Po-Han Lee (PhD in Sociology, University of Sussex)
CALL FOR PAPERS
Narrating Taiwan: Re-imagining, re-writing, and re-connecting Taiwan
The 17th Annual Conference of the European Association of Taiwan Studies
Université libre de Bruxelles (ULB), KU Leuven Campus Brussels, Brussels
6-8 April 2020
Submission Deadlines: extended to 15 Sept 2019
Download whole CfP here.
On Thursday, 25 July 2019, at 6 pm, our visiting scholar Prof. Chiu Yubin 邱毓斌 from the Department of Social Development at National Pingtung University will give a public lecture at the ERCCT, titled "New Labor Activism in Taiwan after the 2014 Sunflower Movement".
Venue is Nauklerstraße 35, 72074 Tübingen
New Labour Activism in Taiwan after the 2014 Sunflower Movement
The Sunflower Movement, in which young activists occupied the Legislative Yuan for 24 days to fight against the KMT government’s plan to sign the Cross-Strait Service Trade Agreement with China, not only changed Taiwan’s political contour since then, but also politicised more young people in many respects. This research focuses on the development of new youth activism in the labour union movement after the Sunflower Movement. The labour union movement, once being active during the democratic transition period, has gradually lost its significance at the workplace and national level. The campaigning and organising strategies of this new youth activism did bring certain fresh air to the labour movement. But the youth activism and old, large trade unions to a certain extent came into conflicts in the recent struggle against the neo-liberal reform of the Labour Standard Act conducted by the DPP government. Accordingly the potentiality and challenges of the new youth activism and the future of trade union movement in Taiwan will be discussed.
On Monday, July 22, our visiting scholar, Prof. Chiu Yubin 邱毓斌 from the Department of Social Development at National Pingtung University, will present his current research project "Ways of Returning Home: Indigenous Youths, Jobs, and the Revitalisation of Tribal Community" to ERCCT Fellows in a session of the Taiwan Colloquium (at 6.15 pm, Nauklerstraße 35).

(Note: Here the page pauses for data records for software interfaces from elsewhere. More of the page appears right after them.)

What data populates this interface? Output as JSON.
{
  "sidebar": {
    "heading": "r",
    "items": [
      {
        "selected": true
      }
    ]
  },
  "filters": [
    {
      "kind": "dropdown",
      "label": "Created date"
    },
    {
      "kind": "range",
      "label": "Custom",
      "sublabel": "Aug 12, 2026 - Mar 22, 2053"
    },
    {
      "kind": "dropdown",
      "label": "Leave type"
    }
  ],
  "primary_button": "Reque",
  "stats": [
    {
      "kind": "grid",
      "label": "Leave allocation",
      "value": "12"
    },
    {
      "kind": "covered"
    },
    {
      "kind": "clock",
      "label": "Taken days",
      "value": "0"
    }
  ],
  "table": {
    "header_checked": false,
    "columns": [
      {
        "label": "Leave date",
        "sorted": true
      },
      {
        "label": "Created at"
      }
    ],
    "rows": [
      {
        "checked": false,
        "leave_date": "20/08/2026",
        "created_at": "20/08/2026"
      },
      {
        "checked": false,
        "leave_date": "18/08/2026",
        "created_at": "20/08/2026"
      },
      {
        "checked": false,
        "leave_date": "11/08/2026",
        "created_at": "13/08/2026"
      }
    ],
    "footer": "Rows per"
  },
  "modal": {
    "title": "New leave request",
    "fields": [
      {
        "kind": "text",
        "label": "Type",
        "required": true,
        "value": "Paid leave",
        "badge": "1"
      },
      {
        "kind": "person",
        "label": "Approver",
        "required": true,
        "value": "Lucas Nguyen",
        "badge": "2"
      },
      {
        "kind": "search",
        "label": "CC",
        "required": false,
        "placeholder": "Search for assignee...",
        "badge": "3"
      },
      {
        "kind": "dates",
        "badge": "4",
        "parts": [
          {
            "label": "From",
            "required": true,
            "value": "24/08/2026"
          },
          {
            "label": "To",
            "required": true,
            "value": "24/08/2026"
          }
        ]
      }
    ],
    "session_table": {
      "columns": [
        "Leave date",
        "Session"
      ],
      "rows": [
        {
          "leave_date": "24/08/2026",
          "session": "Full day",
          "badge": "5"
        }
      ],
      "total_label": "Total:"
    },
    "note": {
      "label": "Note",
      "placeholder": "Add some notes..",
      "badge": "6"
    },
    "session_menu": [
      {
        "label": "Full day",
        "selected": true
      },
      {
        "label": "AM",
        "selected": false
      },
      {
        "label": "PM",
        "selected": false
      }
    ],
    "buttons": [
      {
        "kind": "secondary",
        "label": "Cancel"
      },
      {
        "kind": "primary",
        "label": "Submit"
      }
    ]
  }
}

In the following abstract, Prof. Chiu gives a first glimpse on the project:
Most disadvantaged parents in contemporary indigenous tribes often hope their children can find a job and settle down in urban area in order to get a better life. This migration trend might be slowing down from time to time by various reasons, e.g. national labour policy introducing foreign workers since the early 1990s that has been pushing urban indigenous workers in construction or manufacturing industries back to their hometown, or nature disasters (such as Typhoon Morakot in 2009) that might bring urban indigenous people back home for taking care of homeland or parents. The job-seeking patterns of involuntary returning-home are very different from those of the youth who voluntarily return home. My current research is focusing on the paths of indigenous people who intended to return to and settle down in the tribe community after finishing college education in the city. By interviewing indigenous youth settled down in the tribe, tribe leaders, and teachers at indigenous education institutes in Pingtung and Taitung, I try to identify several patterns of job-seeking of the youth who do not only want to settle down in the tribe community but also are committed to the revitalisation of the community as well as the indigenous culture. The impetus and the obstacles for these devoted indigenous youth to return to the tribe community will be discussed.
Prof. Lin Shu-Hui 林淑慧 from the Department of Taiwan Culture, Languages and Literature at National Taiwan Normal University (Taipei) gave a public talk at the ERCCT on Wednesday, 17 July 2019. Titled "Experiencing Difference: The Metaphor of Travelogues during Taiwan's Martial Law Period (1949-1987)", the lecture gave a fascinating account of how writers like Yin Hai-kuang, Wu Zhuo-liu and Zhong Mei-yin used metaphors to express their criticism of Taiwan's politics and society before democratization.
Ph.D. students or postdoctoral fellows from our Taiwanese partner institutions interested in the Visiting Fellow Programme of winter 2019-2020 please note that the ERCCT now accepts applications for the coming winter semester.